The cast and most of the crew were committed to the process the entire time, bar post. In the months before filming, Pawlikowski met Kot and Kulig once or twice a week. “It’s a time that helps me understand my film and find the layers in what we’re doing,” says Pawlikowski. “And it gives them time to get used to the world of the film. I tend not to have very spectacular production gadgetry but money spent on time is money well spent in my case.”
He brings the same attention to detail to the shoot, tending to film around two scenes a day. He often films multiple takes of the same shot from the same angle. “I do about 30 takes of what seems to be the same thing, but it’s not actually the same thing. It’s sculpting this one scene, this one shot,” the director explains.
“Tanya and Ewa know this is how it works so they just let me get on with it. And so does my DP [Lukasz Zal] and so do my actors — after a while. At first the actors are a bit freaked out.”
Pawlikowski chose to shoot again in black and white as “you look at Poland in the early 1950s and there wasn’t any colour”, he says simply. “We played with the idea of doing it in some kind of fake Soviet Technicolor, very washed-out greens and reds, but we came to the conclusion it would look too contrived.”
Cold War premiered in Competition at Cannes, where Pawlikowski won the best director award.
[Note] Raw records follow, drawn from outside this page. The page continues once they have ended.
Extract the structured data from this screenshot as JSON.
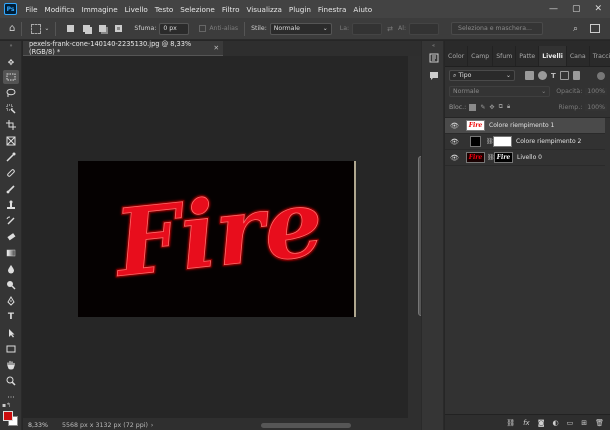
{
  "app": {
    "logo": "Ps"
  },
  "menubar": {
    "items": [
      "File",
      "Modifica",
      "Immagine",
      "Livello",
      "Testo",
      "Selezione",
      "Filtro",
      "Visualizza",
      "Plugin",
      "Finestra",
      "Aiuto"
    ],
    "window_controls": [
      "—",
      "▢",
      "✕"
    ]
  },
  "options": {
    "feather_label": "Sfuma:",
    "feather_value": "0 px",
    "antialias_label": "Anti-alias",
    "style_label": "Stile:",
    "style_value": "Normale",
    "width_label": "La:",
    "height_label": "Al:",
    "select_mask_label": "Seleziona e maschera..."
  },
  "document": {
    "tab_title": "pexels-frank-cone-140140-2235130.jpg @ 8,33% (RGB/8) *",
    "zoom": "8,33%",
    "info": "5568 px x 3132 px (72 ppi)",
    "artwork_text": "Fire",
    "artwork_color": "#e8101e",
    "background_color": "#050101"
  },
  "panel": {
    "tabs": [
      "Color",
      "Camp",
      "Sfum",
      "Patte",
      "Livelli",
      "Cana",
      "Tracci"
    ],
    "active_tab": "Livelli",
    "filter_label": "Tipo",
    "blend_mode": "Normale",
    "opacity_label": "Opacità:",
    "opacity_value": "100%",
    "lock_label": "Bloc.:",
    "fill_label": "Riemp.:",
    "fill_value": "100%",
    "layers": [
      {
        "name": "Colore riempimento 1",
        "selected": true
      },
      {
        "name": "Colore riempimento 2",
        "selected": false
      },
      {
        "name": "Livello 0",
        "selected": false
      }
    ],
    "footer_icons": [
      "link-icon",
      "fx-icon",
      "mask-icon",
      "adjustment-icon",
      "group-icon",
      "new-layer-icon",
      "trash-icon"
    ]
  },
  "colors": {
    "foreground": "#cc0d0d",
    "background": "#ffffff",
    "accent": "#31a8ff"
  }
}
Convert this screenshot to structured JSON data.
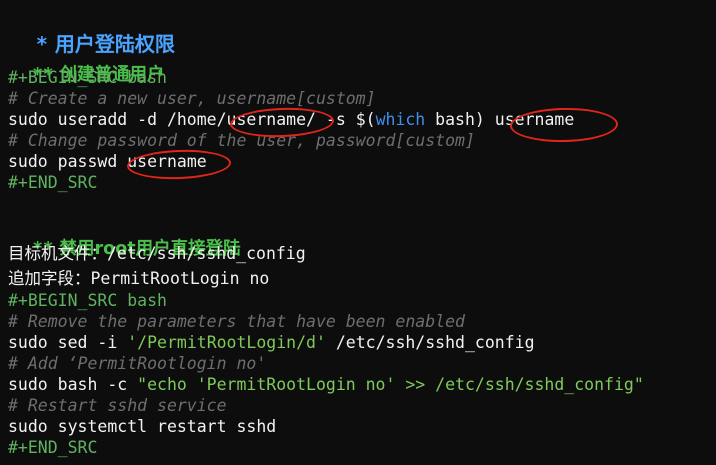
{
  "heading": {
    "star": "*",
    "title": "用户登陆权限"
  },
  "section1": {
    "heading_stars": "**",
    "heading_title": "创建普通用户",
    "begin_src": "#+BEGIN_SRC bash",
    "comment1": "# Create a new user, username[custom]",
    "cmd1_part1": "sudo useradd -d /home/",
    "cmd1_username1": "username/",
    "cmd1_part2": " -s $(",
    "cmd1_which": "which",
    "cmd1_part3": " bash) ",
    "cmd1_username2": "username",
    "comment2": "# Change password of the user, password[custom]",
    "cmd2_part1": "sudo passwd ",
    "cmd2_username": "username",
    "end_src": "#+END_SRC"
  },
  "section2": {
    "heading_stars": "**",
    "heading_title": "禁用root用户直接登陆",
    "target_label": "目标机文件：",
    "target_value": "/etc/ssh/sshd_config",
    "append_label": "追加字段：",
    "append_value": "PermitRootLogin no",
    "begin_src": "#+BEGIN_SRC bash",
    "comment1": "# Remove the parameters that have been enabled",
    "cmd1_part1": "sudo sed -i ",
    "cmd1_str": "'/PermitRootLogin/d'",
    "cmd1_part2": " /etc/ssh/sshd_config",
    "comment2": "# Add ‘PermitRootlogin no'",
    "cmd2_part1": "sudo bash -c ",
    "cmd2_str": "\"echo 'PermitRootLogin no' >> /etc/ssh/sshd_config\"",
    "comment3": "# Restart sshd service",
    "cmd3": "sudo systemctl restart sshd",
    "end_src": "#+END_SRC"
  },
  "annotation_color": "#e0261b"
}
It has opened in Poland, the UK — where it is so far 2018’s biggest arthouse foreign-language film, grossing $1.4m (£1.1m) - and France, with Amazon Studios releasing it in the US on December 21.
So does Pawlikowski enjoy the filmmaking process? “Not really. It’s very stressful. I can’t delegate anything so I’m responsible for everything. Plus, if you keep changing things, you really have to think on your feet all the time. That’s why I try not to make too many films, so as not to go crazy. But when it works, there are days when it’s great fun.”
Pawlikowski is a perfectionist and his own biggest critic, agrees Seghatchian. “The challenges he puts on himself are inevitably stressful because he won’t settle for anything less than the best he can do and that everyone around him can do.”
That must be a challenge for his producers? “It’s a privilege,” she says. “In the end, Pawel is my compass and I really haven’t ever worked with anyone quite like him. You learn something new every day with him.”